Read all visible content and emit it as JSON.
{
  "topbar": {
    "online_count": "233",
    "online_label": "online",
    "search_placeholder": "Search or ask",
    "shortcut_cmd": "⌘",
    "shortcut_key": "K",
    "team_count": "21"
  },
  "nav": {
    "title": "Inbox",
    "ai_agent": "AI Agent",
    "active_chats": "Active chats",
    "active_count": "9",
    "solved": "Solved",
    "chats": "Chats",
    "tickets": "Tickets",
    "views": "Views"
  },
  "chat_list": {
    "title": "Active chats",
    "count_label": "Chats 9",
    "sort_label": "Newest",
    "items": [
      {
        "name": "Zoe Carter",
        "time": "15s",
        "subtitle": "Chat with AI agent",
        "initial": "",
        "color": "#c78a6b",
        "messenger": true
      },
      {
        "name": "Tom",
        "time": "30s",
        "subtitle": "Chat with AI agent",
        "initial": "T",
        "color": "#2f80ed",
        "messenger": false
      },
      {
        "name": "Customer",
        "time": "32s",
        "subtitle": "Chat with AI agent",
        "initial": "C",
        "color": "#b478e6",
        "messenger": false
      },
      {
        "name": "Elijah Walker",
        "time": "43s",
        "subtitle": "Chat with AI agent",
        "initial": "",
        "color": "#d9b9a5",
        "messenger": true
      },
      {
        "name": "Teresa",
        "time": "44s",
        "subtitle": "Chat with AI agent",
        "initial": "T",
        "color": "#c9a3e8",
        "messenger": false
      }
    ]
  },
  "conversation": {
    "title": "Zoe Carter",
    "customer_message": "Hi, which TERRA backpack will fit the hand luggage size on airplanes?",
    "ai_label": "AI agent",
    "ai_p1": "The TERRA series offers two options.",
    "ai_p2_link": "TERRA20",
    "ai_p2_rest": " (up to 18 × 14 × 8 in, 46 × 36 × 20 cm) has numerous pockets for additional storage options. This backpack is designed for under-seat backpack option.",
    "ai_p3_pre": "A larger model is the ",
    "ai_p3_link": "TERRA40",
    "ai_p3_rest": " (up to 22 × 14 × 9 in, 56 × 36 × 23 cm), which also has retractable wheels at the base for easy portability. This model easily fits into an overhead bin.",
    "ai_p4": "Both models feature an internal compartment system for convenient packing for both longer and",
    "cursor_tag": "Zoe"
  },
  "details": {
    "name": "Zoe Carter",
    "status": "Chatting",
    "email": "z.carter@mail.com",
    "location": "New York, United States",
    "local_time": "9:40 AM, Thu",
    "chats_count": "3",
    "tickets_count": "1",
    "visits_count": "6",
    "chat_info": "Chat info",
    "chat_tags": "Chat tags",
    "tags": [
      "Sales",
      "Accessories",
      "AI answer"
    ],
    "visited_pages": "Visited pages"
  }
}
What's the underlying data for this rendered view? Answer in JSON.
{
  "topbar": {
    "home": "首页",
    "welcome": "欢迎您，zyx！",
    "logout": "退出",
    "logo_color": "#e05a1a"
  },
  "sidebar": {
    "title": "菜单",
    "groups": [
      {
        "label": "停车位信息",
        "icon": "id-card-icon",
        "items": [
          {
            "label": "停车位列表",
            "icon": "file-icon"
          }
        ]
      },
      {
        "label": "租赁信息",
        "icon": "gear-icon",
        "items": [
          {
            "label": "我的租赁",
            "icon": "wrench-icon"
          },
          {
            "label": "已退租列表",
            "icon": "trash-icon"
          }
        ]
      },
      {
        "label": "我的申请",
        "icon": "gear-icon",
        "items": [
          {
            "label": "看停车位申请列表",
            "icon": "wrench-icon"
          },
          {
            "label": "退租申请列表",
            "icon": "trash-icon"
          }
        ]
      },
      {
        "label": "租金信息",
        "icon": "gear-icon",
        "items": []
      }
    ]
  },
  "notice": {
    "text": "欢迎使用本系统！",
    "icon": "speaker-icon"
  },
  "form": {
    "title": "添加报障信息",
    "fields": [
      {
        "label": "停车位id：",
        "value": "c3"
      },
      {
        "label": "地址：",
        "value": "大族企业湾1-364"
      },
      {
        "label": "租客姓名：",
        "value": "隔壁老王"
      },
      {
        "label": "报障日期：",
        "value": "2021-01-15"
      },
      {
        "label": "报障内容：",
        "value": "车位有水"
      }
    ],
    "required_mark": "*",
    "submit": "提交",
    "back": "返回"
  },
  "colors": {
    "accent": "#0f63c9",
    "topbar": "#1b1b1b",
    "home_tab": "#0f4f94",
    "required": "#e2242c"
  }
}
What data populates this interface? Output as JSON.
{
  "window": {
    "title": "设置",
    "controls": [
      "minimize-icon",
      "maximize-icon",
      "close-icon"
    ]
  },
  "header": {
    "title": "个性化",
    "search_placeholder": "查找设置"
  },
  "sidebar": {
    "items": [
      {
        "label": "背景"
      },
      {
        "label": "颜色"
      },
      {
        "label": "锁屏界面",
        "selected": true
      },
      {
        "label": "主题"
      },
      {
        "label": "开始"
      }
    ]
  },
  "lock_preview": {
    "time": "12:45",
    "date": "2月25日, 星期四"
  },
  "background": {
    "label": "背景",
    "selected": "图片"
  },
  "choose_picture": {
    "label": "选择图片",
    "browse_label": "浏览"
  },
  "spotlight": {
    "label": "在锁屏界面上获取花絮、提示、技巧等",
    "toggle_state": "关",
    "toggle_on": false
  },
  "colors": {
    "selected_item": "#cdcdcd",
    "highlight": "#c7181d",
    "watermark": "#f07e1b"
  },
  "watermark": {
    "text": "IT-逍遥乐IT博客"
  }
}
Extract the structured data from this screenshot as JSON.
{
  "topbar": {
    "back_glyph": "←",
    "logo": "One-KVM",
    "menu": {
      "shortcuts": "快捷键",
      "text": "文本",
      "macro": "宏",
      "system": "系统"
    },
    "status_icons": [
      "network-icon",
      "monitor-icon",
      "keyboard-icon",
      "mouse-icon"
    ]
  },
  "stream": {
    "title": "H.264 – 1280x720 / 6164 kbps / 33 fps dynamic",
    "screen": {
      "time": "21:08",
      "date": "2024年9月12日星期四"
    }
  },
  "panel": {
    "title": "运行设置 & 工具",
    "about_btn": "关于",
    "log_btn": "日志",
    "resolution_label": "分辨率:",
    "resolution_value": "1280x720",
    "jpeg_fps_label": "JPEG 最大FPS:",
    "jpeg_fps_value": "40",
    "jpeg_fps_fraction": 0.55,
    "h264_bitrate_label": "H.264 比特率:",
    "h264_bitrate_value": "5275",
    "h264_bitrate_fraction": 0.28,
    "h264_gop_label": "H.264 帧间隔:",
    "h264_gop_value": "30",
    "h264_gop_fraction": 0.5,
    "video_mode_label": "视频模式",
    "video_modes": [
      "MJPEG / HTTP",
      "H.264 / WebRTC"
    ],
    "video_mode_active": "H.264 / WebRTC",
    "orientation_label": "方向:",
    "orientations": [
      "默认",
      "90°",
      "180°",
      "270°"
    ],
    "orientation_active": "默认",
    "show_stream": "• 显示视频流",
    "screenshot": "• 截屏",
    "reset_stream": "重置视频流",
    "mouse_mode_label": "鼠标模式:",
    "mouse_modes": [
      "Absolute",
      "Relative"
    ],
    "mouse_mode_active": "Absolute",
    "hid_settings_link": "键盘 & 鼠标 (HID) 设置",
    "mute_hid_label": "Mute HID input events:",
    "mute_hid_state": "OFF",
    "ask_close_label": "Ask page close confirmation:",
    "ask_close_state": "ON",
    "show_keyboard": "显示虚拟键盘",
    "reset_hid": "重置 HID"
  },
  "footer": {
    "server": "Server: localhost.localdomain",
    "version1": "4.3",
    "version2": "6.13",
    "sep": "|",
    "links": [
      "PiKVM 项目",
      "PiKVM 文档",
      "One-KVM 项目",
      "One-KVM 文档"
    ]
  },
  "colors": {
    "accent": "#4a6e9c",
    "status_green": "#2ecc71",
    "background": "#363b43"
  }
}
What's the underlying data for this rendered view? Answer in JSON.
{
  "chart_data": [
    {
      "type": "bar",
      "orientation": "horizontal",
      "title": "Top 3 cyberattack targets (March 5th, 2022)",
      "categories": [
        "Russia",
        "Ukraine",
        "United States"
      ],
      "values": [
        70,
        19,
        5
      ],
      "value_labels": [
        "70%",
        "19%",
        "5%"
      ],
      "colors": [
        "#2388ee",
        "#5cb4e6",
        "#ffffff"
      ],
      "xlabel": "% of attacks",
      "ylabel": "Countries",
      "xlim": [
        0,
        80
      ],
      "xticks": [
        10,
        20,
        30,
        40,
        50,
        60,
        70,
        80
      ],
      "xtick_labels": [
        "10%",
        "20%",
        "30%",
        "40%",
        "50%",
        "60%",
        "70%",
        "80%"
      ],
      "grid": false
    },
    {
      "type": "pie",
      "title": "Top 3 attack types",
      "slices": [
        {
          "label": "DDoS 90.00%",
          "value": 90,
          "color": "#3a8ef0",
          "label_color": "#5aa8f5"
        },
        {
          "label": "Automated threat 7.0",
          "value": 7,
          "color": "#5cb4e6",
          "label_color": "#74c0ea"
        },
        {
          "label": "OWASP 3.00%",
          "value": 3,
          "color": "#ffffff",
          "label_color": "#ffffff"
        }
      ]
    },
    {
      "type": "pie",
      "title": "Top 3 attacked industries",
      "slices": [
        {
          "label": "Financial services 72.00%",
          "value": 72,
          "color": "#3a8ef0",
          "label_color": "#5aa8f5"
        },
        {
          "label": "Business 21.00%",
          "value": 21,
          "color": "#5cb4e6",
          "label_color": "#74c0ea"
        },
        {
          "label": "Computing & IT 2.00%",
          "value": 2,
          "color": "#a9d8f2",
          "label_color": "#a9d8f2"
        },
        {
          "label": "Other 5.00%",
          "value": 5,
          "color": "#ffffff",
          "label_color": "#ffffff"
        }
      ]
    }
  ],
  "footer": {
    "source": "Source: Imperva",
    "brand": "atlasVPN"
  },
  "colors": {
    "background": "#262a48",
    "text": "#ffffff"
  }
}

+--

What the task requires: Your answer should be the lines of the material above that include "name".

Finished exercise:
        "name": "Zoe Carter",
        "name": "Tom",
        "name": "Customer",
        "name": "Elijah Walker",
        "name": "Teresa",
    "name": "Zoe Carter",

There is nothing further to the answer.